Between the end of classes and the beginning of dinner, were for millions of teenagers everywhere the golden hours of the day. They provided a release from the pressures of school or an escape from a stressful home. It was a time for friendship and fun. Some students spent their time hanging out aimlessly, shuffling through nearby eateries, parks and friends’ houses. But many others had more structured routines, at school clubs, on sports teams or in afterschool programs. City-funded spaces like public libraries, community centers and recreational facilities offered havens for free-form socializing. For most students reopening cannot happen soon enough. Read some of their stories.
As anticipation for a post-COVID world continues to build, it will become all that much more important to remember that the deep, pervasive inequities in our education system exposed by the pandemic will not disappear with the virus. This was the main focus of a briefing on summer learning and afterschool programs hosted by the National Summer Learning Association. As NSLA CEO Aaron Dworkin stated in his opening remarks, “When we’re talking about summer learning and afterschool learning, we’re talking about equity for all children.”

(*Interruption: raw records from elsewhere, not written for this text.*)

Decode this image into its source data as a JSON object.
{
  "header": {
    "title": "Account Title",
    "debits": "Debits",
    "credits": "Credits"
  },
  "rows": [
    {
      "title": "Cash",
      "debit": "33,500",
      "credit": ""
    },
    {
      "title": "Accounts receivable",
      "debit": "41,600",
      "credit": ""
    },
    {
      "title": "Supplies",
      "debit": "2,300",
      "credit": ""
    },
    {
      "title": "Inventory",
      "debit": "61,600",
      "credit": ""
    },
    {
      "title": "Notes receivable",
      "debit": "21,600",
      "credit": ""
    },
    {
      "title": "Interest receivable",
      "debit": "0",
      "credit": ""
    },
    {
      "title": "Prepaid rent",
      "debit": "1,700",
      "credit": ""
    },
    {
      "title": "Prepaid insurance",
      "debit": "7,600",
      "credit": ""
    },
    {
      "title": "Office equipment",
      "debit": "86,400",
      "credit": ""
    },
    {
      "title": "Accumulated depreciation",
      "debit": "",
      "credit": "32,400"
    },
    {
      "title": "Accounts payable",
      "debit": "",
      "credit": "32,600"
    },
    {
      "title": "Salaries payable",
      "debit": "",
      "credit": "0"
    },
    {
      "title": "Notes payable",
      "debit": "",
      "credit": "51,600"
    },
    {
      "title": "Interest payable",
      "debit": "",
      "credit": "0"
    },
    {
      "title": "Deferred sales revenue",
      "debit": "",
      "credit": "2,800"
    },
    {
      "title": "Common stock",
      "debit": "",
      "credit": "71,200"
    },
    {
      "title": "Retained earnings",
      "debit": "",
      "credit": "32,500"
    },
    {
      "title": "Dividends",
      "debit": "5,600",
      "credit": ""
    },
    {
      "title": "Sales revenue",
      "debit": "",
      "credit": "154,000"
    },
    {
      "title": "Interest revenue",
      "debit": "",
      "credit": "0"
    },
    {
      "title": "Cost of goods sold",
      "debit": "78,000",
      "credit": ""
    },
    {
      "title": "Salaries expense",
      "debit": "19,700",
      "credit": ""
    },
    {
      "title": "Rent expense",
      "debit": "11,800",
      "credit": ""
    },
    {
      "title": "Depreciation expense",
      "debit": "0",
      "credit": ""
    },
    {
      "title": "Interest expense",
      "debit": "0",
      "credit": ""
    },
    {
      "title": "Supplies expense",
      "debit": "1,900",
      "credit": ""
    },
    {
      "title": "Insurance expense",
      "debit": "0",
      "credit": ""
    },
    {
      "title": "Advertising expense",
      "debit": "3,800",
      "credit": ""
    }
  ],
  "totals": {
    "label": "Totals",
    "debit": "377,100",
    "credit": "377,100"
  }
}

Staff and students from school districts, Cajon Valley Union School District in California and Tulsa Public Schools in Oklahoma, emphasized the importance of building and maintaining relationships during the pandemic, including those between teachers and administrators, teachers and students, staff and parents, and schools with the surrounding community. Read about their unique approaches.

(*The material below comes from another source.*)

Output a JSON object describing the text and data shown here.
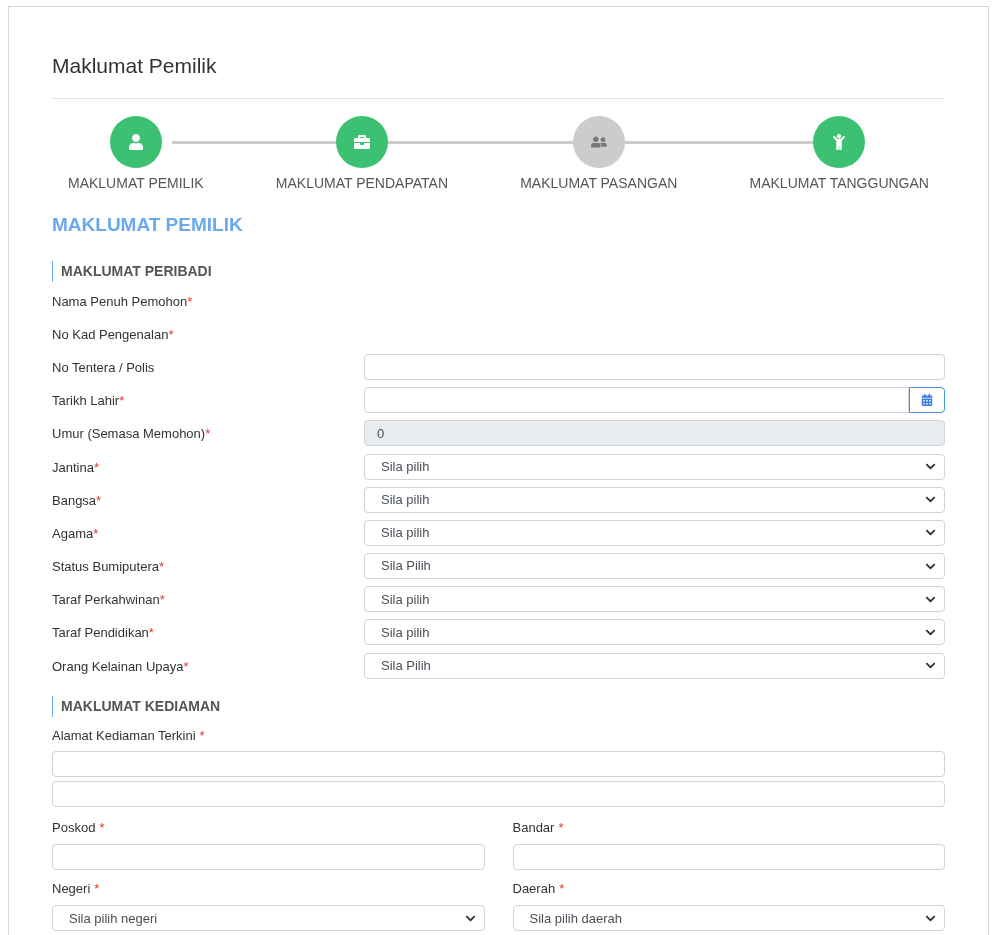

The Pennsylvania Girls Collaborative is recruiting teachers and afterschool providers from across the nation to take part in the free CryptoClub Project. The Project consists of classroom and web-based materials, which teach cryptography and related mathematics to students, in grades 5 through 12, in both formal and informal settings. The curriculum was developed with NSF support and has been nationally field-tested.
Monday, June 14 through Friday, July 30, 2021 | Virtual
Application deadline: Sunday, April 18, 2021
The Research Experiences for Teachers (RET) Program is a seven-week summer research program for middle and high school STEM teachers. Teachers selected for the program will participate in ongoing research projects with Penn State science or engineering faculty and work with CSATS science education faculty to develop a classroom research project based on their research experience.
The American Rescue Plan Act of 2021, Congress’s latest COVID-19 relief bill, passed a final 220-211 vote in the House and is expected to be signed into law by President Joe Biden. It includes $122.8 billion for K-12 under the Elementary and Secondary School Emergency Relief Fund, in addition to a separate $7.2 billion for E-rate through the Emergency Connectivity Fund, which district leaders pushed for after previous emergency packages failed to include E-rate funding, and nearly $3.1 billion for IDEA and $1 billion for Head Start.